(Beginning of Data provided)

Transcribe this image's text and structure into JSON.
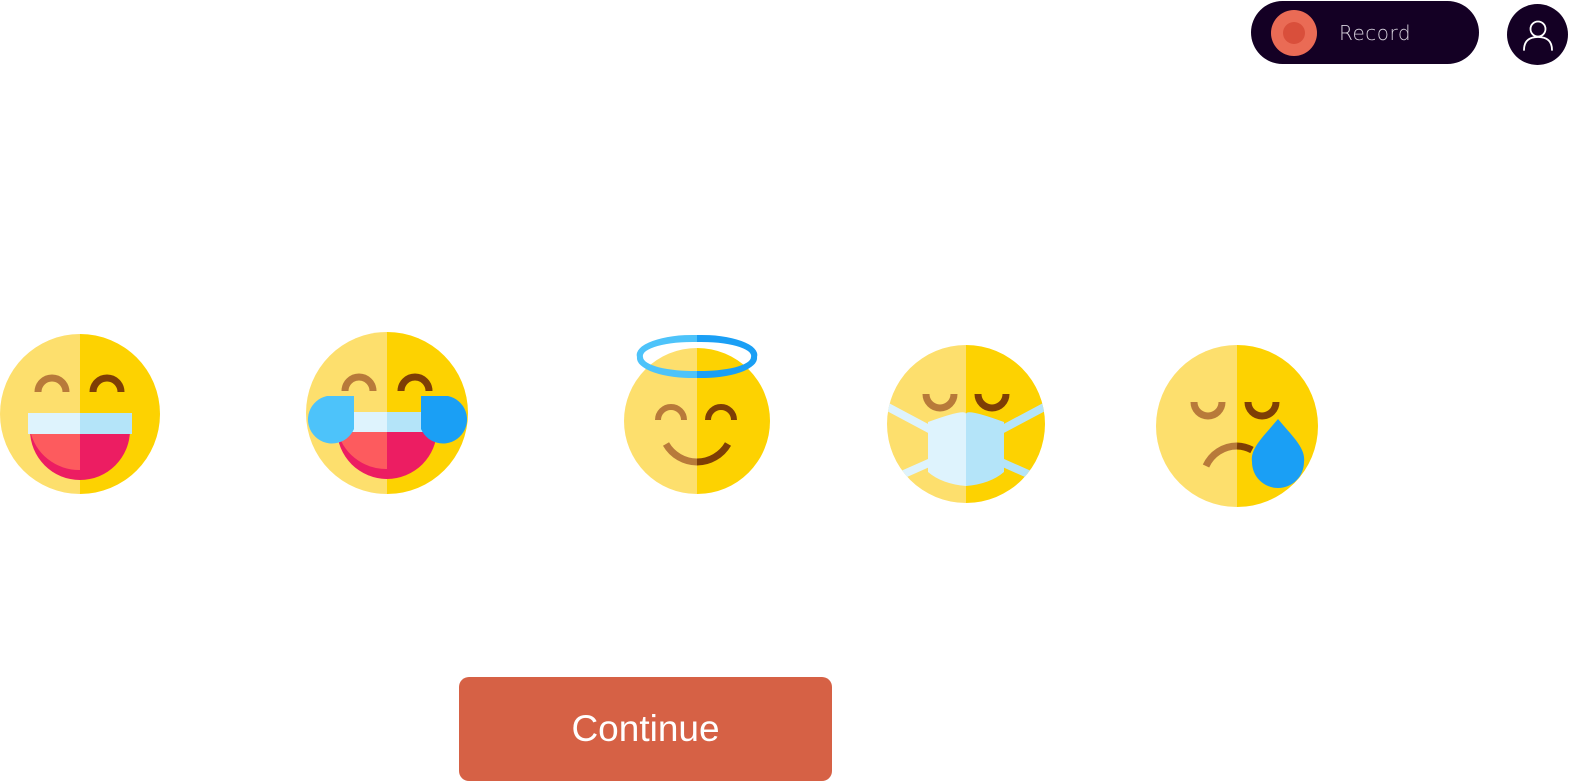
{
  "header": {
    "record_label": "Record",
    "record_icon": "record-dot-icon",
    "avatar_icon": "user-icon"
  },
  "emotions": [
    {
      "icon": "grinning-face-icon"
    },
    {
      "icon": "tears-of-joy-face-icon"
    },
    {
      "icon": "halo-smiling-face-icon"
    },
    {
      "icon": "medical-mask-face-icon"
    },
    {
      "icon": "crying-face-icon"
    }
  ],
  "footer": {
    "continue_label": "Continue"
  },
  "colors": {
    "dark": "#140024",
    "record_accent": "#ea6b55",
    "continue_button": "#d66145",
    "face_light": "#fddf6d",
    "face_dark": "#fdd201"
  }
}
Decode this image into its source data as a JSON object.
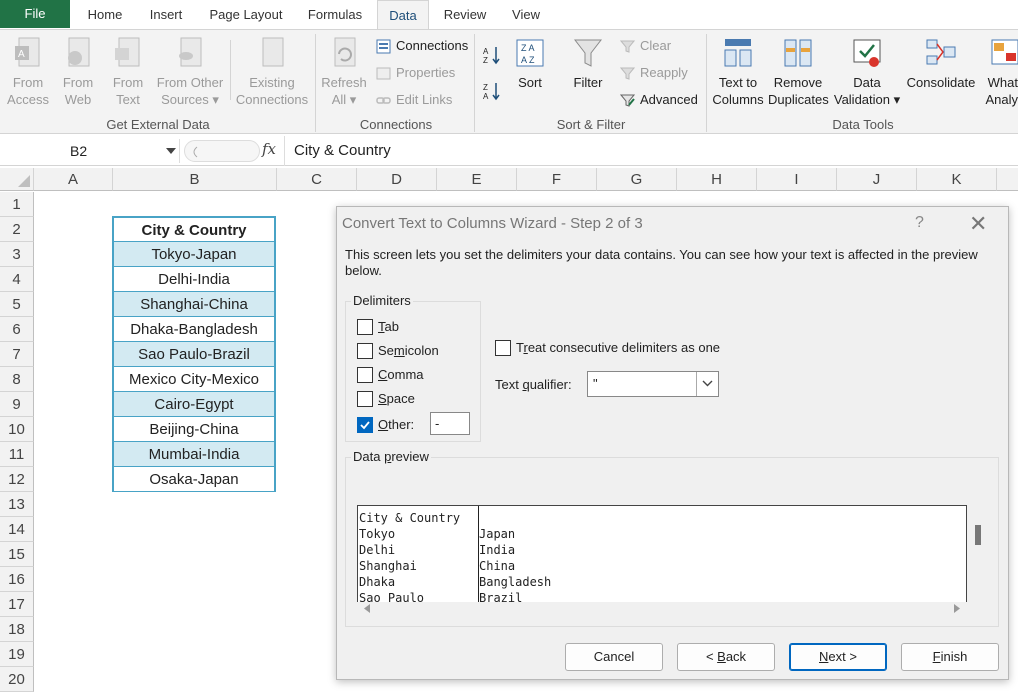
{
  "tabs": {
    "file": "File",
    "items": [
      "Home",
      "Insert",
      "Page Layout",
      "Formulas",
      "Data",
      "Review",
      "View"
    ],
    "active": "Data"
  },
  "ribbon": {
    "get_external": {
      "from_access": [
        "From",
        "Access"
      ],
      "from_web": [
        "From",
        "Web"
      ],
      "from_text": [
        "From",
        "Text"
      ],
      "from_other": [
        "From Other",
        "Sources ▾"
      ],
      "existing": [
        "Existing",
        "Connections"
      ],
      "label": "Get External Data"
    },
    "connections": {
      "refresh": [
        "Refresh",
        "All ▾"
      ],
      "connections": "Connections",
      "properties": "Properties",
      "edit_links": "Edit Links",
      "label": "Connections"
    },
    "sort_filter": {
      "sort": "Sort",
      "filter": "Filter",
      "clear": "Clear",
      "reapply": "Reapply",
      "advanced": "Advanced",
      "label": "Sort & Filter"
    },
    "data_tools": {
      "text_to_columns": [
        "Text to",
        "Columns"
      ],
      "remove_duplicates": [
        "Remove",
        "Duplicates"
      ],
      "data_validation": [
        "Data",
        "Validation ▾"
      ],
      "consolidate": "Consolidate",
      "what_if": [
        "What-",
        "Analys"
      ],
      "label": "Data Tools"
    }
  },
  "formula_bar": {
    "name_box": "B2",
    "fx": "fx",
    "formula": "City & Country"
  },
  "grid": {
    "columns": [
      "A",
      "B",
      "C",
      "D",
      "E",
      "F",
      "G",
      "H",
      "I",
      "J",
      "K"
    ],
    "rows": [
      "1",
      "2",
      "3",
      "4",
      "5",
      "6",
      "7",
      "8",
      "9",
      "10",
      "11",
      "12",
      "13",
      "14",
      "15",
      "16",
      "17",
      "18",
      "19",
      "20"
    ],
    "header": "City & Country",
    "cells": [
      "Tokyo-Japan",
      "Delhi-India",
      "Shanghai-China",
      "Dhaka-Bangladesh",
      "Sao Paulo-Brazil",
      "Mexico City-Mexico",
      "Cairo-Egypt",
      "Beijing-China",
      "Mumbai-India",
      "Osaka-Japan"
    ]
  },
  "dialog": {
    "title": "Convert Text to Columns Wizard - Step 2 of 3",
    "help": "?",
    "close": "✕",
    "description": "This screen lets you set the delimiters your data contains.  You can see how your text is affected in the preview below.",
    "delimiters_label": "Delimiters",
    "tab": {
      "pre": "",
      "key": "T",
      "post": "ab",
      "checked": false
    },
    "semicolon": {
      "pre": "Se",
      "key": "m",
      "post": "icolon",
      "checked": false
    },
    "comma": {
      "pre": "",
      "key": "C",
      "post": "omma",
      "checked": false
    },
    "space": {
      "pre": "",
      "key": "S",
      "post": "pace",
      "checked": false
    },
    "other": {
      "pre": "",
      "key": "O",
      "post": "ther:",
      "checked": true,
      "value": "-"
    },
    "consecutive": {
      "pre": "T",
      "key": "r",
      "post": "eat consecutive delimiters as one",
      "checked": false
    },
    "qualifier_label": {
      "pre": "Text ",
      "key": "q",
      "post": "ualifier:"
    },
    "qualifier_value": "\"",
    "preview_label": {
      "pre": "Data ",
      "key": "p",
      "post": "review"
    },
    "preview_col1": "City & Country\nTokyo\nDelhi\nShanghai\nDhaka\nSao Paulo",
    "preview_col2": "\nJapan\nIndia\nChina\nBangladesh\nBrazil",
    "buttons": {
      "cancel": "Cancel",
      "back": {
        "pre": "< ",
        "key": "B",
        "post": "ack"
      },
      "next": {
        "pre": "",
        "key": "N",
        "post": "ext >"
      },
      "finish": {
        "pre": "",
        "key": "F",
        "post": "inish"
      }
    }
  },
  "colors": {
    "excel_green": "#217346",
    "table_border": "#48a3c6",
    "band_fill": "#d3eaf2",
    "accent": "#0067c0"
  }
}
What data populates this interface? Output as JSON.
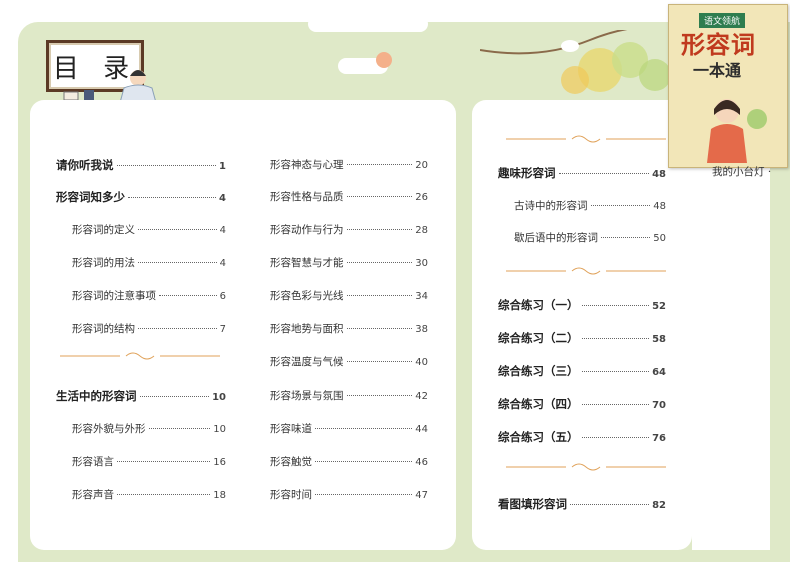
{
  "header": {
    "title": "目 录"
  },
  "book": {
    "badge": "语文领航",
    "title": "形容词",
    "subtitle": "一本通"
  },
  "note": "我的小台灯 ·",
  "left_col1": [
    {
      "label": "请你听我说",
      "page": "1",
      "h": true
    },
    {
      "label": "形容词知多少",
      "page": "4",
      "h": true
    },
    {
      "label": "形容词的定义",
      "page": "4",
      "h": false
    },
    {
      "label": "形容词的用法",
      "page": "4",
      "h": false
    },
    {
      "label": "形容词的注意事项",
      "page": "6",
      "h": false
    },
    {
      "label": "形容词的结构",
      "page": "7",
      "h": false
    },
    {
      "label": "生活中的形容词",
      "page": "10",
      "h": true
    },
    {
      "label": "形容外貌与外形",
      "page": "10",
      "h": false
    },
    {
      "label": "形容语言",
      "page": "16",
      "h": false
    },
    {
      "label": "形容声音",
      "page": "18",
      "h": false
    }
  ],
  "left_col2": [
    {
      "label": "形容神态与心理",
      "page": "20"
    },
    {
      "label": "形容性格与品质",
      "page": "26"
    },
    {
      "label": "形容动作与行为",
      "page": "28"
    },
    {
      "label": "形容智慧与才能",
      "page": "30"
    },
    {
      "label": "形容色彩与光线",
      "page": "34"
    },
    {
      "label": "形容地势与面积",
      "page": "38"
    },
    {
      "label": "形容温度与气候",
      "page": "40"
    },
    {
      "label": "形容场景与氛围",
      "page": "42"
    },
    {
      "label": "形容味道",
      "page": "44"
    },
    {
      "label": "形容触觉",
      "page": "46"
    },
    {
      "label": "形容时间",
      "page": "47"
    }
  ],
  "right_col": [
    {
      "label": "趣味形容词",
      "page": "48",
      "h": true
    },
    {
      "label": "古诗中的形容词",
      "page": "48",
      "h": false
    },
    {
      "label": "歇后语中的形容词",
      "page": "50",
      "h": false
    },
    {
      "label": "综合练习（一）",
      "page": "52",
      "h": true
    },
    {
      "label": "综合练习（二）",
      "page": "58",
      "h": true
    },
    {
      "label": "综合练习（三）",
      "page": "64",
      "h": true
    },
    {
      "label": "综合练习（四）",
      "page": "70",
      "h": true
    },
    {
      "label": "综合练习（五）",
      "page": "76",
      "h": true
    },
    {
      "label": "看图填形容词",
      "page": "82",
      "h": true
    }
  ],
  "colors": {
    "background": "#dfe9c8",
    "divider": "#e0a25a",
    "book_title": "#c03a1e"
  }
}
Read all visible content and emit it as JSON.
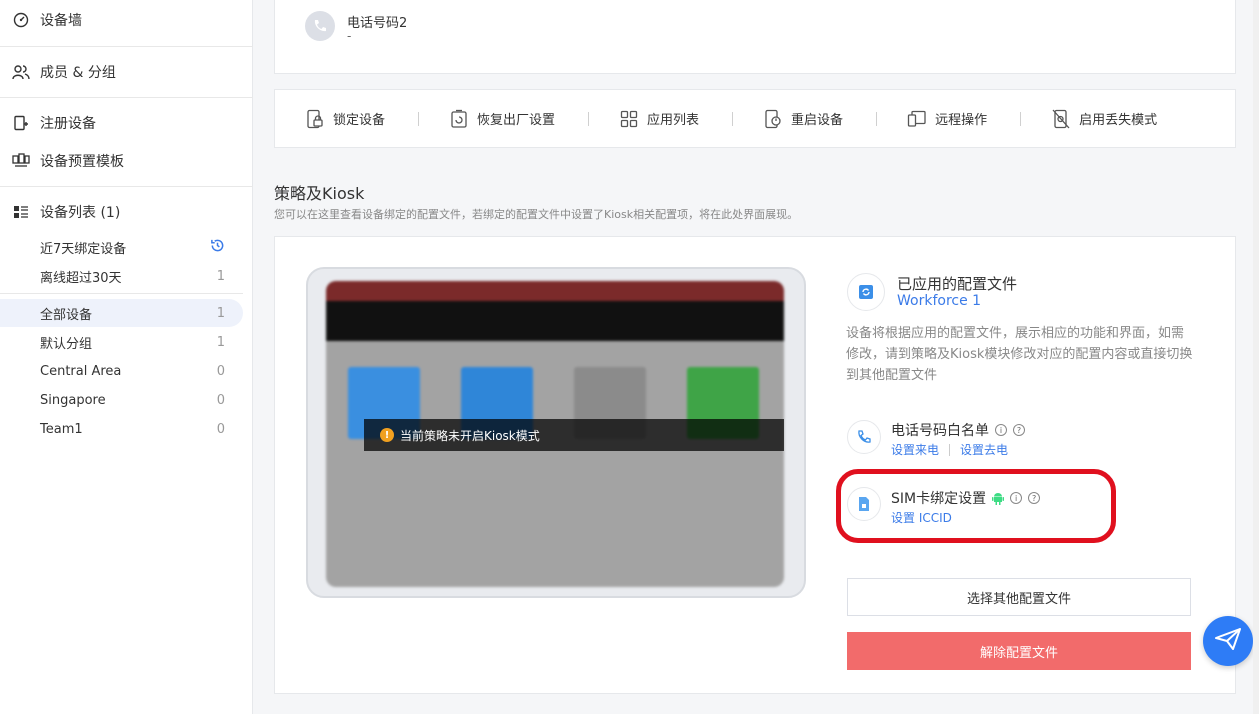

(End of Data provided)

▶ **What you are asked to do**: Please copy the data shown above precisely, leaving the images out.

▶ **Task answer**:
Transcribe this image's text and structure into JSON.
{
  "header": {
    "record_label": "Record",
    "record_icon": "record-dot-icon",
    "avatar_icon": "user-icon"
  },
  "emotions": [
    {
      "icon": "grinning-face-icon"
    },
    {
      "icon": "tears-of-joy-face-icon"
    },
    {
      "icon": "halo-smiling-face-icon"
    },
    {
      "icon": "medical-mask-face-icon"
    },
    {
      "icon": "crying-face-icon"
    }
  ],
  "footer": {
    "continue_label": "Continue"
  },
  "colors": {
    "dark": "#140024",
    "record_accent": "#ea6b55",
    "continue_button": "#d66145",
    "face_light": "#fddf6d",
    "face_dark": "#fdd201"
  }
}
Decode this image into its source data as a JSON object.
{
  "tabs": {
    "file": "File",
    "items": [
      "Home",
      "Insert",
      "Page Layout",
      "Formulas",
      "Data",
      "Review",
      "View"
    ],
    "active": "Data"
  },
  "ribbon": {
    "get_external": {
      "from_access": [
        "From",
        "Access"
      ],
      "from_web": [
        "From",
        "Web"
      ],
      "from_text": [
        "From",
        "Text"
      ],
      "from_other": [
        "From Other",
        "Sources ▾"
      ],
      "existing": [
        "Existing",
        "Connections"
      ],
      "label": "Get External Data"
    },
    "connections": {
      "refresh": [
        "Refresh",
        "All ▾"
      ],
      "connections": "Connections",
      "properties": "Properties",
      "edit_links": "Edit Links",
      "label": "Connections"
    },
    "sort_filter": {
      "sort": "Sort",
      "filter": "Filter",
      "clear": "Clear",
      "reapply": "Reapply",
      "advanced": "Advanced",
      "label": "Sort & Filter"
    },
    "data_tools": {
      "text_to_columns": [
        "Text to",
        "Columns"
      ],
      "remove_duplicates": [
        "Remove",
        "Duplicates"
      ],
      "data_validation": [
        "Data",
        "Validation ▾"
      ],
      "consolidate": "Consolidate",
      "what_if": [
        "What-",
        "Analys"
      ],
      "label": "Data Tools"
    }
  },
  "formula_bar": {
    "name_box": "B2",
    "fx": "fx",
    "formula": "City & Country"
  },
  "grid": {
    "columns": [
      "A",
      "B",
      "C",
      "D",
      "E",
      "F",
      "G",
      "H",
      "I",
      "J",
      "K"
    ],
    "rows": [
      "1",
      "2",
      "3",
      "4",
      "5",
      "6",
      "7",
      "8",
      "9",
      "10",
      "11",
      "12",
      "13",
      "14",
      "15",
      "16",
      "17",
      "18",
      "19",
      "20"
    ],
    "header": "City & Country",
    "cells": [
      "Tokyo-Japan",
      "Delhi-India",
      "Shanghai-China",
      "Dhaka-Bangladesh",
      "Sao Paulo-Brazil",
      "Mexico City-Mexico",
      "Cairo-Egypt",
      "Beijing-China",
      "Mumbai-India",
      "Osaka-Japan"
    ]
  },
  "dialog": {
    "title": "Convert Text to Columns Wizard - Step 2 of 3",
    "help": "?",
    "close": "✕",
    "description": "This screen lets you set the delimiters your data contains.  You can see how your text is affected in the preview below.",
    "delimiters_label": "Delimiters",
    "tab": {
      "pre": "",
      "key": "T",
      "post": "ab",
      "checked": false
    },
    "semicolon": {
      "pre": "Se",
      "key": "m",
      "post": "icolon",
      "checked": false
    },
    "comma": {
      "pre": "",
      "key": "C",
      "post": "omma",
      "checked": false
    },
    "space": {
      "pre": "",
      "key": "S",
      "post": "pace",
      "checked": false
    },
    "other": {
      "pre": "",
      "key": "O",
      "post": "ther:",
      "checked": true,
      "value": "-"
    },
    "consecutive": {
      "pre": "T",
      "key": "r",
      "post": "eat consecutive delimiters as one",
      "checked": false
    },
    "qualifier_label": {
      "pre": "Text ",
      "key": "q",
      "post": "ualifier:"
    },
    "qualifier_value": "\"",
    "preview_label": {
      "pre": "Data ",
      "key": "p",
      "post": "review"
    },
    "preview_col1": "City & Country\nTokyo\nDelhi\nShanghai\nDhaka\nSao Paulo",
    "preview_col2": "\nJapan\nIndia\nChina\nBangladesh\nBrazil",
    "buttons": {
      "cancel": "Cancel",
      "back": {
        "pre": "< ",
        "key": "B",
        "post": "ack"
      },
      "next": {
        "pre": "",
        "key": "N",
        "post": "ext >"
      },
      "finish": {
        "pre": "",
        "key": "F",
        "post": "inish"
      }
    }
  },
  "colors": {
    "excel_green": "#217346",
    "table_border": "#48a3c6",
    "band_fill": "#d3eaf2",
    "accent": "#0067c0"
  }
}
What data populates this interface? Output as JSON.
{
  "header": {
    "title": "目 录"
  },
  "book": {
    "badge": "语文领航",
    "title": "形容词",
    "subtitle": "一本通"
  },
  "note": "我的小台灯 ·",
  "left_col1": [
    {
      "label": "请你听我说",
      "page": "1",
      "h": true
    },
    {
      "label": "形容词知多少",
      "page": "4",
      "h": true
    },
    {
      "label": "形容词的定义",
      "page": "4",
      "h": false
    },
    {
      "label": "形容词的用法",
      "page": "4",
      "h": false
    },
    {
      "label": "形容词的注意事项",
      "page": "6",
      "h": false
    },
    {
      "label": "形容词的结构",
      "page": "7",
      "h": false
    },
    {
      "label": "生活中的形容词",
      "page": "10",
      "h": true
    },
    {
      "label": "形容外貌与外形",
      "page": "10",
      "h": false
    },
    {
      "label": "形容语言",
      "page": "16",
      "h": false
    },
    {
      "label": "形容声音",
      "page": "18",
      "h": false
    }
  ],
  "left_col2": [
    {
      "label": "形容神态与心理",
      "page": "20"
    },
    {
      "label": "形容性格与品质",
      "page": "26"
    },
    {
      "label": "形容动作与行为",
      "page": "28"
    },
    {
      "label": "形容智慧与才能",
      "page": "30"
    },
    {
      "label": "形容色彩与光线",
      "page": "34"
    },
    {
      "label": "形容地势与面积",
      "page": "38"
    },
    {
      "label": "形容温度与气候",
      "page": "40"
    },
    {
      "label": "形容场景与氛围",
      "page": "42"
    },
    {
      "label": "形容味道",
      "page": "44"
    },
    {
      "label": "形容触觉",
      "page": "46"
    },
    {
      "label": "形容时间",
      "page": "47"
    }
  ],
  "right_col": [
    {
      "label": "趣味形容词",
      "page": "48",
      "h": true
    },
    {
      "label": "古诗中的形容词",
      "page": "48",
      "h": false
    },
    {
      "label": "歇后语中的形容词",
      "page": "50",
      "h": false
    },
    {
      "label": "综合练习（一）",
      "page": "52",
      "h": true
    },
    {
      "label": "综合练习（二）",
      "page": "58",
      "h": true
    },
    {
      "label": "综合练习（三）",
      "page": "64",
      "h": true
    },
    {
      "label": "综合练习（四）",
      "page": "70",
      "h": true
    },
    {
      "label": "综合练习（五）",
      "page": "76",
      "h": true
    },
    {
      "label": "看图填形容词",
      "page": "82",
      "h": true
    }
  ],
  "colors": {
    "background": "#dfe9c8",
    "divider": "#e0a25a",
    "book_title": "#c03a1e"
  }
}
Read all visible content and emit it as JSON.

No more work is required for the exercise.